Attention Sport Spectators: Bleachers can be a pain in the butt
An IU Health West Hospital Release An Orthopedics/Sports Medicine Release
—IU Health West Physical Therapist speaks on preventing back pain while cheering on your favorite team
It has happened to many spectators cheering on their teams from the stands: bleacher butt. Or bleacher back. It’s the pain, and even numbness, you feel when you sit too long in the stadium. Why does sitting for so long become painful?
“There are a various reasons this is painful,” says Jeremy Enz, director of rehabilitation at Indiana University Health West. “Two of the main causes are that the benches are hard, so we become sore in our ‘sit bones’ (ischial tuberosities). And since bleachers have no back support, we tend to slouch, causing an unnatural curve to the spine. This isn’t detrimental for short periods of time, but most sporting events last for an hour or more.”
Improper posture caused by prolonged sitting in the bleachers eventually causes strain on the low back and core muscles, not to mention the discomfort of the hard surface. The solution is so simple, your mother has been encouraging it for years.
“Maintaining proper posture is very important. It is difficult, due to the lack of proper support,” says Tiffany Thacker, FNP, a registered nurse and coordinator for the Spine Program at IU Health. “Most people want to lean forward with their elbows on their knees. This creates more pressure on your lower back and will cause more discomfort later. The positioning of most bleachers places our hips lower than our knees, which exacerbates the pressure on the low back. Try to maintain proper posture while sitting on bleachers.”
When you’re not at the game, be sure to maintain an exercise program that focuses on core strength, which will help with the aptly-named “bleacher back.” There are also items you can bring along to support your back while you watch the game.
“Invest in a stadium chair,” suggests Enz. “These are portable chairs with cushioned seats, seat backs, and some even have arm rests that are designed to lock onto bleachers.”
“You can also use a blanket to help make the experience less painful,” adds Thacker. “If it is at all possible, bring a folding chair with you and set it up on the sidelines. This will provide better body alignment.”
When you do start to feel the onset of pain, both experts suggest you get up and move around. Stretch, if possible.
“The best treatment for bleacher soreness is moving around,” advises Enz. “You could stretch the muscles that typically get tight, which are the hip flexors and hamstrings. A red flag would be any radiating pain from your low back through the buttock and into your leg.”
At the next big game, keep your spine health in check by remembering to:
- Maintain proper posture and sit up straight
- Bring along a stadium chair, blanket or lawn chair to cushion the seat and support your back
- Stand to cheer as often as you can. It encourages movement
- When you feel pain, get up and move around or stretch your hamstrings and hip flexors

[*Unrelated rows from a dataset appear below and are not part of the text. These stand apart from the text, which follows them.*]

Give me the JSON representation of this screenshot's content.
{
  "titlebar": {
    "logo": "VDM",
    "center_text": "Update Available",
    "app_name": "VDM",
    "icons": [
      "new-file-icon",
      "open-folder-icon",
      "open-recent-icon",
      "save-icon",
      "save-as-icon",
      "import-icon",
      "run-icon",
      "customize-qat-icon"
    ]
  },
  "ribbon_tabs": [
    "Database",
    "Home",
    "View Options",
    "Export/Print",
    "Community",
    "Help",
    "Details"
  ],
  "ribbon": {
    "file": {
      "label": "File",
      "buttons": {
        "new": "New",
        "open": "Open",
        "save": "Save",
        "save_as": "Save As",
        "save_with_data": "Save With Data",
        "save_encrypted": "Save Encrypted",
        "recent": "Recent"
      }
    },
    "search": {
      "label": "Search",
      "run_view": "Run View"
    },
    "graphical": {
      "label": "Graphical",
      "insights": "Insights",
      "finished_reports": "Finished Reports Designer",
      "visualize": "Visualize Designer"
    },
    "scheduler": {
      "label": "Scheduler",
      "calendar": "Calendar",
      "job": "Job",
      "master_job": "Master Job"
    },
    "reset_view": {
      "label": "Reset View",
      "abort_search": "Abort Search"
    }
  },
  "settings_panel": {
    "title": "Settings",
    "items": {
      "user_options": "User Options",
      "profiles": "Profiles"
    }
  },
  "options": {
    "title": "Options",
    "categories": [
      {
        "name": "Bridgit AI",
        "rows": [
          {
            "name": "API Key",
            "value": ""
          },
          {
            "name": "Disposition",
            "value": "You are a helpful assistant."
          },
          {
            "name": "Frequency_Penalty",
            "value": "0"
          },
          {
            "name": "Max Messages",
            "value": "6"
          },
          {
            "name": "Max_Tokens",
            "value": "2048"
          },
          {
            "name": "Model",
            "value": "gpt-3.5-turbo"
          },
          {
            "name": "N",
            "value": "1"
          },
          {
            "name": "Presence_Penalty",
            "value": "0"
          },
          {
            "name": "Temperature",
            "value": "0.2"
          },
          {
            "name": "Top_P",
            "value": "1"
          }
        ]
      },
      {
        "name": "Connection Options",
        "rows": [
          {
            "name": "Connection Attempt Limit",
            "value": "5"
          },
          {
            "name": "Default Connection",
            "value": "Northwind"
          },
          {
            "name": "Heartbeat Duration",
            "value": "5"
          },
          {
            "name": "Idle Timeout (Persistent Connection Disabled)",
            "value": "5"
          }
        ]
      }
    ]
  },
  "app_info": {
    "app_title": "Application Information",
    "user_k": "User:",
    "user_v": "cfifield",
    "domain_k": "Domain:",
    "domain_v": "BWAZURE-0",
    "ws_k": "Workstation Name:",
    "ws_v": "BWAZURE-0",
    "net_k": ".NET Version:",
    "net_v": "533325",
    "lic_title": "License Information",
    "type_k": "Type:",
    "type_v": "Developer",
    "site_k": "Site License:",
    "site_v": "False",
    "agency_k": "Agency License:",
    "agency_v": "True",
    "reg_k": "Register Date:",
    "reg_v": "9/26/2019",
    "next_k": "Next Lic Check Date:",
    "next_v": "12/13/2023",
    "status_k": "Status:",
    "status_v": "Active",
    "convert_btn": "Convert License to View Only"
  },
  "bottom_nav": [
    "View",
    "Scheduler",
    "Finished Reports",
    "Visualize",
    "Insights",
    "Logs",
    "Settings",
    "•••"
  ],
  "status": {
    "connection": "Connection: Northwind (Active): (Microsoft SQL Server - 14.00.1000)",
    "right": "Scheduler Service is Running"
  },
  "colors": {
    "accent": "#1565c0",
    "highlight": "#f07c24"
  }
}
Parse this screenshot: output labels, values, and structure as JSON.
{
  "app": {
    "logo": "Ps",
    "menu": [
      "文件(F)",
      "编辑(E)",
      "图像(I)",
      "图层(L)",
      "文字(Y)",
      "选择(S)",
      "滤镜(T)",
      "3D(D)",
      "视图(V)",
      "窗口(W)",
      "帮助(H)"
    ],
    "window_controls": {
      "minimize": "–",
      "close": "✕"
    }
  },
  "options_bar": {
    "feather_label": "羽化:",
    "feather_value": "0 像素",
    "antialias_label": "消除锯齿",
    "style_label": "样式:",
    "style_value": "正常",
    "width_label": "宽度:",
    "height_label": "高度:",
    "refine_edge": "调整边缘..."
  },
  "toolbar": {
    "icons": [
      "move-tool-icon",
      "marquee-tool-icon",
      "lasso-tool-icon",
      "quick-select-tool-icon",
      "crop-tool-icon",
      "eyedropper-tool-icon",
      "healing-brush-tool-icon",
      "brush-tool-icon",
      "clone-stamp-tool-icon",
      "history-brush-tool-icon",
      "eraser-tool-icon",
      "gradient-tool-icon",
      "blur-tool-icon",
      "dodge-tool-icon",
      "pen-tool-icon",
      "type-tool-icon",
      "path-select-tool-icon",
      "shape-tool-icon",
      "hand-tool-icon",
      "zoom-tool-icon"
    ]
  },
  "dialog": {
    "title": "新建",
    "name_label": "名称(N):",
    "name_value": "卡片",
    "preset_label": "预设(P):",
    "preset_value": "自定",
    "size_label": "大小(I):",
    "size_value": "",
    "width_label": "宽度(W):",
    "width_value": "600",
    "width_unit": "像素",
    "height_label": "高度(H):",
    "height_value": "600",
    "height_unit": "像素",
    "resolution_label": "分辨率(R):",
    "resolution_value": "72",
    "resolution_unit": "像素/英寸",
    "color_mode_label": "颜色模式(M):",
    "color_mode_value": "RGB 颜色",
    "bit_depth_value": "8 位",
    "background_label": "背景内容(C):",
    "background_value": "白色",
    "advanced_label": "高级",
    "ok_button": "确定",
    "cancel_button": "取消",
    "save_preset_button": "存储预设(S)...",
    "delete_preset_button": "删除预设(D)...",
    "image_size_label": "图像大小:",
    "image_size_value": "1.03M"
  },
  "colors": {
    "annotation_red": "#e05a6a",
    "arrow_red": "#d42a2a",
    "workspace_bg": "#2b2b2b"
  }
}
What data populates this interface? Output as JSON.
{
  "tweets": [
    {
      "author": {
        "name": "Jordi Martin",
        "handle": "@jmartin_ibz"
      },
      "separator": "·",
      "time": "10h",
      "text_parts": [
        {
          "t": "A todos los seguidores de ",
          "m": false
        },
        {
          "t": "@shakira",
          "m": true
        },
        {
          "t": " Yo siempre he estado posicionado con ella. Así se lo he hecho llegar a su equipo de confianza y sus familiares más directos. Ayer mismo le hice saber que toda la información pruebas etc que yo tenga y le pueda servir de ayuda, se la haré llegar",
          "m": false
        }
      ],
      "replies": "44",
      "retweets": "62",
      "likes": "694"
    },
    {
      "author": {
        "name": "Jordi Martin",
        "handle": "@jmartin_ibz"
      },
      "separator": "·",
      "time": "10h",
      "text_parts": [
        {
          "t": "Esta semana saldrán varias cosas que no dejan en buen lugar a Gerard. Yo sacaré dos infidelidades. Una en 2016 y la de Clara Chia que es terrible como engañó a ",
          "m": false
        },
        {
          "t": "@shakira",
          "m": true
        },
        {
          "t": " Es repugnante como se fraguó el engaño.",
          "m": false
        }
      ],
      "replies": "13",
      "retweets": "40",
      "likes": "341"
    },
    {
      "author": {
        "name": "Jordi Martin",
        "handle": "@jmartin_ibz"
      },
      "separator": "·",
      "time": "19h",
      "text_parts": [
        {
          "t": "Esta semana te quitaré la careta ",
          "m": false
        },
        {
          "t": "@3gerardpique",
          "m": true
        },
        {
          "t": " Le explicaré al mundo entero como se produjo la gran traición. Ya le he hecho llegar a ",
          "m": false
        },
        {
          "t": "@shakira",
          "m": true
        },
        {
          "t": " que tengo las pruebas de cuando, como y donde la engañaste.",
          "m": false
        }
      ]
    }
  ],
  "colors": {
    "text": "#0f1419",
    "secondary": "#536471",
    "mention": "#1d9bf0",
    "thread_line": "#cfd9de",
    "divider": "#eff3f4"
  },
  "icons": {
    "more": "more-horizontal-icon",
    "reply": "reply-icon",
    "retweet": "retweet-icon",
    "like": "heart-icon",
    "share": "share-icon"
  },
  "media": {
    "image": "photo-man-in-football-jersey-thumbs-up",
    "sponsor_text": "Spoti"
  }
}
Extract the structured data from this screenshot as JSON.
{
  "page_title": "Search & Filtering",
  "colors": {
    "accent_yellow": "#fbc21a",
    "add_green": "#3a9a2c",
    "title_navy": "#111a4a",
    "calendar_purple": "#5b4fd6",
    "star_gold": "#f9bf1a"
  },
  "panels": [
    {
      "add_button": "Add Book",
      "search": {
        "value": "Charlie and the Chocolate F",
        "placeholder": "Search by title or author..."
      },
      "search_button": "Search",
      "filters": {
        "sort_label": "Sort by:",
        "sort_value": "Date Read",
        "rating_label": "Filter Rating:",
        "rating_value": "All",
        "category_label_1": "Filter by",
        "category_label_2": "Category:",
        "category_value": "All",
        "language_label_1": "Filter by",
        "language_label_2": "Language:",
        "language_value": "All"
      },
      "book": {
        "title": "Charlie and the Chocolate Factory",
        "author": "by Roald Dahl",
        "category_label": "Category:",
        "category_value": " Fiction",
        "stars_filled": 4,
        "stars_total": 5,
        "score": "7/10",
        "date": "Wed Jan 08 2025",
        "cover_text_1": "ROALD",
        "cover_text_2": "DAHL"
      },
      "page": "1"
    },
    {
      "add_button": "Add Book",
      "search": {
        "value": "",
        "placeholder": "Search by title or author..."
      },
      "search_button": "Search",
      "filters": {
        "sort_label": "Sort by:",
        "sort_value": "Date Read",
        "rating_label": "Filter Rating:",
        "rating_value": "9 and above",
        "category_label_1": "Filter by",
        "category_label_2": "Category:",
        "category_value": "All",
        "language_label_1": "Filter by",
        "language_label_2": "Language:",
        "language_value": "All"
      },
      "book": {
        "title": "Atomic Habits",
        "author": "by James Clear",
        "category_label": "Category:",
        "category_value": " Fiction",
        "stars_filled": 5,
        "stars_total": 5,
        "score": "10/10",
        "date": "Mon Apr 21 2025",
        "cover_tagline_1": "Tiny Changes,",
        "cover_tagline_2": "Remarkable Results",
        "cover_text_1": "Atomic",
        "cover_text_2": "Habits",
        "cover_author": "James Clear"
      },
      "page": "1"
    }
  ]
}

If you feel minor pain after the game, you may decide to take an over-the-counter pain reliever. If pain persists or radiates down from your back, visit the new IU Health Spine Center program web page for appointment information.